Keith: I didnt realize that PA was initially mostly evergreen, thankyou for that. Ever heard of Sagertown? On Route 965 out of Polk, Pa there is a Sagertown Road which is a reference to a town that has been gone since the 1920s. My grandfather used to deliver groceries there as a very young man (he was born in 1904). Nothing left but a few foundations and is a locally favorite area now for deer hunting.
Lloyd are you perhaps thinking of Slatertown? There is a small town named Saegertown (slightly different spelling) about 25 miles NNW of Polk, over in Crawford County, but it is still alive and well.
I've hunted a number of spots around Polk and Rt. 965 over the years, and I am very familiar with Slatertown Road, which is a dirt road that comes out to Rt. 965 a little west of Polk. I'm also pretty sure there was once a small village by that name along its' route that is totally gone. The last time I was there, I had been grouse hunting off Dog Hollow Rd. near Bullion, and wanted to check a potential muzzleloading deer hunting spot near Raymilton to see if the area I'd hunted a couple years before had been posted. It was already past noon and I wanted to get in some more grouse hunting, so I took a shortcut on Slatertown Rd. through the middle of State Game Lands 39. The weather had turned to sleet and freezing rain, and I was a bit hesitant as I hit the steepest part of the hill going down into the bottoms to cross South Sandy Creek. The dirt road looked like wet glass, and I almost got stopped, then slowly slid off the side of the icy road into a shallow ditch. I had a grand old time until nearly 5:00 PM pulling my truck back onto the road with a couple come-a-longs and chains wrapped around trees. I fell on the ice several times, and at one point slid on my ass about 40-50 feet downhill when I was putting tire chains on my back tires, because obviously the studded tires were not going to be enough. Over the years, I've learned that it is always best to put on tire chains before you get stuck... not after. By the time I got to where I had a bit of traction, it was almost dark. I abandoned the idea of going all the way across over toward Rt. 965, and instead headed back toward I-80 at Barkeyville, hoping the salt trucks were out.
SGL 39 near Slatertown Rd. is also the area where my cousin was shot dead while turkey hunting when I was in college. Not a good memory there, and devastating to my uncle who was hunting with him that day.

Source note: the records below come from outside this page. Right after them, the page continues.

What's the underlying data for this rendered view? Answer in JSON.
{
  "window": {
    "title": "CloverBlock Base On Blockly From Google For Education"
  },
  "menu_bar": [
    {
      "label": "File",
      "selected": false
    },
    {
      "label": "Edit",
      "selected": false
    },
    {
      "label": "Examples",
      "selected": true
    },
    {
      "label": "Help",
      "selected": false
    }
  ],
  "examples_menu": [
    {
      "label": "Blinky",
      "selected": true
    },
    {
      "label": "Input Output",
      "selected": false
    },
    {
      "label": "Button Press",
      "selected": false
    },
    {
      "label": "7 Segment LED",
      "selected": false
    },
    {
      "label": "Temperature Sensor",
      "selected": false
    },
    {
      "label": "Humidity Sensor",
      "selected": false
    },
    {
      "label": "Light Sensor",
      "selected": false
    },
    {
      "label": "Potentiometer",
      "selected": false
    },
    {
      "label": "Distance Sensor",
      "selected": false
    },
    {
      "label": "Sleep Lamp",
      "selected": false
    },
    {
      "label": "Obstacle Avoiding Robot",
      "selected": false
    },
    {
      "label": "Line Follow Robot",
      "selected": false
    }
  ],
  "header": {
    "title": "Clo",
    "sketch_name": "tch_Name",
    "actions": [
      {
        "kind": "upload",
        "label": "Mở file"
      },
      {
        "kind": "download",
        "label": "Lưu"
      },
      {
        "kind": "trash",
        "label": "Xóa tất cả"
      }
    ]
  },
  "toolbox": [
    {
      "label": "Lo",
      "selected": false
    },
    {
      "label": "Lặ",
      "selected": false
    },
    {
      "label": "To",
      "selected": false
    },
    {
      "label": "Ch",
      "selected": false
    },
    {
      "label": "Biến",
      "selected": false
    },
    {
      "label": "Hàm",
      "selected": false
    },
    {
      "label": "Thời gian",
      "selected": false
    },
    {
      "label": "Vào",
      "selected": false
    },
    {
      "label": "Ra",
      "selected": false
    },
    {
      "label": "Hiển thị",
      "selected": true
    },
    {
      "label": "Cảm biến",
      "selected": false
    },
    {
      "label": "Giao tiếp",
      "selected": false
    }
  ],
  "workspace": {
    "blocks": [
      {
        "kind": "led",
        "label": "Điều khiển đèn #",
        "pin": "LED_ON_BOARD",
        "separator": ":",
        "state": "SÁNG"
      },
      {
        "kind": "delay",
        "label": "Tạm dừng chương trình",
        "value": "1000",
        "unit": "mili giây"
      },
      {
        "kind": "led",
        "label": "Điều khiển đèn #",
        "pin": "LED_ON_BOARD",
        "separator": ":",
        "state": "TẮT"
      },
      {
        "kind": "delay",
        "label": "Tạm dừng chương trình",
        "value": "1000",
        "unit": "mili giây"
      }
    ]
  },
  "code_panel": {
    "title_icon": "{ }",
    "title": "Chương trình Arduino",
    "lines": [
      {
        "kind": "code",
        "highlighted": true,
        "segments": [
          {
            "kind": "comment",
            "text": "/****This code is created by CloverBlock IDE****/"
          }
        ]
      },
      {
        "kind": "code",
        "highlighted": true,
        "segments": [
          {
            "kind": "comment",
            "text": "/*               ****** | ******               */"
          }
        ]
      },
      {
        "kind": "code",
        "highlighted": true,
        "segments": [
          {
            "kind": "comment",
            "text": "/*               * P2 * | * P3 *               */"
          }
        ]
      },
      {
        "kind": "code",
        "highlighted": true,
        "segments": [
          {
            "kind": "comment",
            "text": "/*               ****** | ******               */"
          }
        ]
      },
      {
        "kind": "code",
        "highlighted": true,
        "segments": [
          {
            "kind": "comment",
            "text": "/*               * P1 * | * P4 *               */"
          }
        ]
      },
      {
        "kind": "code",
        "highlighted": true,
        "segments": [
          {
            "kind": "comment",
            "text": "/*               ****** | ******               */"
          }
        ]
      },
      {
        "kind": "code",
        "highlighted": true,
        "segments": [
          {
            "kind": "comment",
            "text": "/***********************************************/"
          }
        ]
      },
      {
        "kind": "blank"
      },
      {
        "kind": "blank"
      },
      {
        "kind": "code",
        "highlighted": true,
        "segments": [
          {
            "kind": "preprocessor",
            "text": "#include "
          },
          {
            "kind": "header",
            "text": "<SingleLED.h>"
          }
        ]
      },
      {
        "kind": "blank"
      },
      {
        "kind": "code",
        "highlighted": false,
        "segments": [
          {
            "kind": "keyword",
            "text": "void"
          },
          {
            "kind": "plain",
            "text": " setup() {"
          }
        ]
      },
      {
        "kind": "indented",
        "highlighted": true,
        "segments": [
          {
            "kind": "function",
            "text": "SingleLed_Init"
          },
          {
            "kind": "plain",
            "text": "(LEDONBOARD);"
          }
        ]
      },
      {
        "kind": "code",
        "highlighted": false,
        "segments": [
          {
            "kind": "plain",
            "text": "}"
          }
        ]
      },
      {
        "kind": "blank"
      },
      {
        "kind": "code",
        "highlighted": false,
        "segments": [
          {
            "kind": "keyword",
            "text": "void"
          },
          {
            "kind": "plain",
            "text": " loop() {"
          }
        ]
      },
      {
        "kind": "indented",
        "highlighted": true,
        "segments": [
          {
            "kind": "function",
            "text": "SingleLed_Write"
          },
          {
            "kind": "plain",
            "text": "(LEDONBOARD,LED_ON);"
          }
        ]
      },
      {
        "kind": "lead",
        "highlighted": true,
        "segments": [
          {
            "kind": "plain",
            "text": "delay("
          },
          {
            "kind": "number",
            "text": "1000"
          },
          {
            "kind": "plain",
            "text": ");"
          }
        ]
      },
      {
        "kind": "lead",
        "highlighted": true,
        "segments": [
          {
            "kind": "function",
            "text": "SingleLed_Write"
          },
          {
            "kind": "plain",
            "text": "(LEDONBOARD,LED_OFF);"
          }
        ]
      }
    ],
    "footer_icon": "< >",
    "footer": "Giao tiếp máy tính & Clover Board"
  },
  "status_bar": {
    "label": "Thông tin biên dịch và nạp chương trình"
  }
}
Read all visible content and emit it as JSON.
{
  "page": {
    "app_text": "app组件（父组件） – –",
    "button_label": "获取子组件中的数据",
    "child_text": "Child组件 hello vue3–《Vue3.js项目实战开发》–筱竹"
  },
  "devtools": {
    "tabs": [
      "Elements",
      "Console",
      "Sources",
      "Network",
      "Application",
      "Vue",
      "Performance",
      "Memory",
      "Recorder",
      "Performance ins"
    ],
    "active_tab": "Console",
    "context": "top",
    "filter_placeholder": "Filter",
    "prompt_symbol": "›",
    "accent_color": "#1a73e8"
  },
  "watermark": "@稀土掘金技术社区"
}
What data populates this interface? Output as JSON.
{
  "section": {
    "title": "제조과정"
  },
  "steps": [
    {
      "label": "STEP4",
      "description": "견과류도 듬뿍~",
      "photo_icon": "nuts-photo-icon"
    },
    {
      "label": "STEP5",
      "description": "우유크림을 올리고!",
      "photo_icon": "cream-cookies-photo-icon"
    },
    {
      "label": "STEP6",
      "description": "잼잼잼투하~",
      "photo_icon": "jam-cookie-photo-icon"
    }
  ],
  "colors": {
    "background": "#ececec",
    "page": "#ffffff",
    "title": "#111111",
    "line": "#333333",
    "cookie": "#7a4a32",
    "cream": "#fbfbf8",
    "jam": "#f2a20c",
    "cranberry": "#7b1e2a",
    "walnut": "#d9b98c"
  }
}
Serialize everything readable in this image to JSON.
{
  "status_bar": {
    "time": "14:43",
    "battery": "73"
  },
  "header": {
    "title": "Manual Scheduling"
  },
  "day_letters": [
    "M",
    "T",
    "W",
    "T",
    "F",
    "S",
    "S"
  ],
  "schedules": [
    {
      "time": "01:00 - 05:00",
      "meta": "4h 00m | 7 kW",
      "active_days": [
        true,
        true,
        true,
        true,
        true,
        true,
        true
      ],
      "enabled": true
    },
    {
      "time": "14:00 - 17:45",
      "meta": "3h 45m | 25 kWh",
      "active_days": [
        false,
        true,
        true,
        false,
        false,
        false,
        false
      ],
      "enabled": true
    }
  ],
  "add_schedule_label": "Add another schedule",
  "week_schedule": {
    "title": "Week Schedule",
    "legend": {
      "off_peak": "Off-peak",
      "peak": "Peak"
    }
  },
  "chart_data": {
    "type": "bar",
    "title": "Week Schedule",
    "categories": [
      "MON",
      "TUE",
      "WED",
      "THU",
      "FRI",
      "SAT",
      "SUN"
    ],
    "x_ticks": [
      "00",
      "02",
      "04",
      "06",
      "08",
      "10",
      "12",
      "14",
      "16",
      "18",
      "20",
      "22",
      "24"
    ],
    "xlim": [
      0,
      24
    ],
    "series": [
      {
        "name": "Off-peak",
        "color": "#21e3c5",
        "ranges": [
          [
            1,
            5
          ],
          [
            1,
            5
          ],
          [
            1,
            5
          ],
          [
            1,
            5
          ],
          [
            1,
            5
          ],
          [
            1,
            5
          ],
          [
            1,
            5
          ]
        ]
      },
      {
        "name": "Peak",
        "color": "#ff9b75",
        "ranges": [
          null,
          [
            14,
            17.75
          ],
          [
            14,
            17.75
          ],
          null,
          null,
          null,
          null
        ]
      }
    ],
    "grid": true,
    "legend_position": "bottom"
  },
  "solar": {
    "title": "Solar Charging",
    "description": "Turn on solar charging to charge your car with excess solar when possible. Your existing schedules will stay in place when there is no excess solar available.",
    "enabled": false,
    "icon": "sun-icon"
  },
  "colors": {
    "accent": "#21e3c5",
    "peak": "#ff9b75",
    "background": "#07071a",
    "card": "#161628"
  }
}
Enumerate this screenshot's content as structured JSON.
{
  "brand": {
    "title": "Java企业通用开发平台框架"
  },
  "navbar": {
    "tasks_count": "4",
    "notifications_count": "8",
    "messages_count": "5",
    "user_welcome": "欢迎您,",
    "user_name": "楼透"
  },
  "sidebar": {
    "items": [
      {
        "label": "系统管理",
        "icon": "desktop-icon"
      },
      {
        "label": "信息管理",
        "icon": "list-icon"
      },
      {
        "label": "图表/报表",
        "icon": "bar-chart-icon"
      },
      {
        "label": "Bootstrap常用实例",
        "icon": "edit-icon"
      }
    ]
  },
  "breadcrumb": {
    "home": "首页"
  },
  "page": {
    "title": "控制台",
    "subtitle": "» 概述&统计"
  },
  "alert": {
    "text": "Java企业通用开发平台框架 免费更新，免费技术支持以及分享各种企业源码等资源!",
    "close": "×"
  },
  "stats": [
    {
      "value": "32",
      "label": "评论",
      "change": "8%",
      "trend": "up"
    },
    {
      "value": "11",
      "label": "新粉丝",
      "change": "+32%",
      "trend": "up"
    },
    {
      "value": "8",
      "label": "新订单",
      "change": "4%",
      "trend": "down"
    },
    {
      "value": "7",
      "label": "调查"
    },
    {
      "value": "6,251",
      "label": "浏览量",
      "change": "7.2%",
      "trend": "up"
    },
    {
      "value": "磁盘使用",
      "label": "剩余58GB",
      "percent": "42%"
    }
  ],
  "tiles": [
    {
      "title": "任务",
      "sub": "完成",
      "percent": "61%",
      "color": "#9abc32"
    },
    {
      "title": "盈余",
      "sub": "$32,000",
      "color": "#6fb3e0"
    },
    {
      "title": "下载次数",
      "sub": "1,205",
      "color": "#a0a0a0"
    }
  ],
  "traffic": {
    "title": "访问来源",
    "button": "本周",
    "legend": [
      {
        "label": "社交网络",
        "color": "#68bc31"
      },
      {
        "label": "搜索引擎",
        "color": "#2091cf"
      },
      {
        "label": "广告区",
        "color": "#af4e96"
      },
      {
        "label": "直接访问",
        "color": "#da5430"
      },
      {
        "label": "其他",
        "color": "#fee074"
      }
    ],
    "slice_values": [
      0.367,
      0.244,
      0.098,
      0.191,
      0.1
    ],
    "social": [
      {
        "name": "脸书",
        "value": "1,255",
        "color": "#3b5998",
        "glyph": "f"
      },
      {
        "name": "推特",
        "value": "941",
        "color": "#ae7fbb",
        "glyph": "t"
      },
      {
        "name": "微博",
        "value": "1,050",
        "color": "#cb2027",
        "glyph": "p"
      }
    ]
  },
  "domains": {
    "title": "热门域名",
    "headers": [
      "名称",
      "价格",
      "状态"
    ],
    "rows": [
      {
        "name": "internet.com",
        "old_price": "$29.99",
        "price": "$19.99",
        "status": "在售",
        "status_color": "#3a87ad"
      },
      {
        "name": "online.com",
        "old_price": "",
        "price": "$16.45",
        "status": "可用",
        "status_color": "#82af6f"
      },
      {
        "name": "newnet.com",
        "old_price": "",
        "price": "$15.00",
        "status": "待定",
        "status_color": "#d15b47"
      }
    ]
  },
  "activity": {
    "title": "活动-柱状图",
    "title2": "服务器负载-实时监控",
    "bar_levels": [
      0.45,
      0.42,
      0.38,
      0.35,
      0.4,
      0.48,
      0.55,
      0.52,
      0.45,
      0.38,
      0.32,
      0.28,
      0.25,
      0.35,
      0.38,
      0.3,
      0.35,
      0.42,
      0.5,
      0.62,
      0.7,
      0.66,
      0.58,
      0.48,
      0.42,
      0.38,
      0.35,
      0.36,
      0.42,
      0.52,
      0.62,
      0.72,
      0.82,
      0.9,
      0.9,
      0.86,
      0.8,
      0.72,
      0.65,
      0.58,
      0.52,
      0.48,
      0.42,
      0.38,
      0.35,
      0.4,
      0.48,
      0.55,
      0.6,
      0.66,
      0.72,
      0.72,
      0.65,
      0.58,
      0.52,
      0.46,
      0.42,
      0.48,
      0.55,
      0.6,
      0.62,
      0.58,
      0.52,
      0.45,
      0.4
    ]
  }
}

There are remains of several of those old stone blast furnaces very near this area. Victory Furnace is a few miles northeast of the other end of Slatertown Rd. where it meets old Rt. 8. There is another in pretty bad condition at Raymilton, and another a few miles east along Bullion Run. I killed my first buck with a flintlock rifle sitting about 30 feet high up on top of Webster Furnace (built in 1838 on Bear Run) near East Sandy Creek between Van and Rockland. I didn't even know what it was when I found this big snow covered cut stone structure in the darkness at around 5:30 AM on the first day of buck season, and foolishly decided it would be a great idea to climb it, and use it as a deer stand. Back then, I'd climb about anything to get a better vantage point. Now I'm a bit more aware of my mortality. Two hours later, two bucks and several does on a mid-morning feed came into range, and I set the trigger, squeezed, and had a flash in the pan. That got their attention, but they nervously stared at me and stamped the ground while I poked my pick into the vent, re-primed, and fired again. This time I took the 8 point with a heart shot. A guy I knew had later told me my stand was an old brick making furnace. It was only about 8 or 9 years ago that I revisited it and researched what it really was used for. That whetted my interest, and led me to find more of them while also leading me to hunt in new areas. I love hunting new and unfamiliar areas, even though it is harder to be successful than patterning the game with trail cameras, etc. I never imagined that my hunting would also become a living breathing history lesson, but a lot of our past is out in them thar' woods.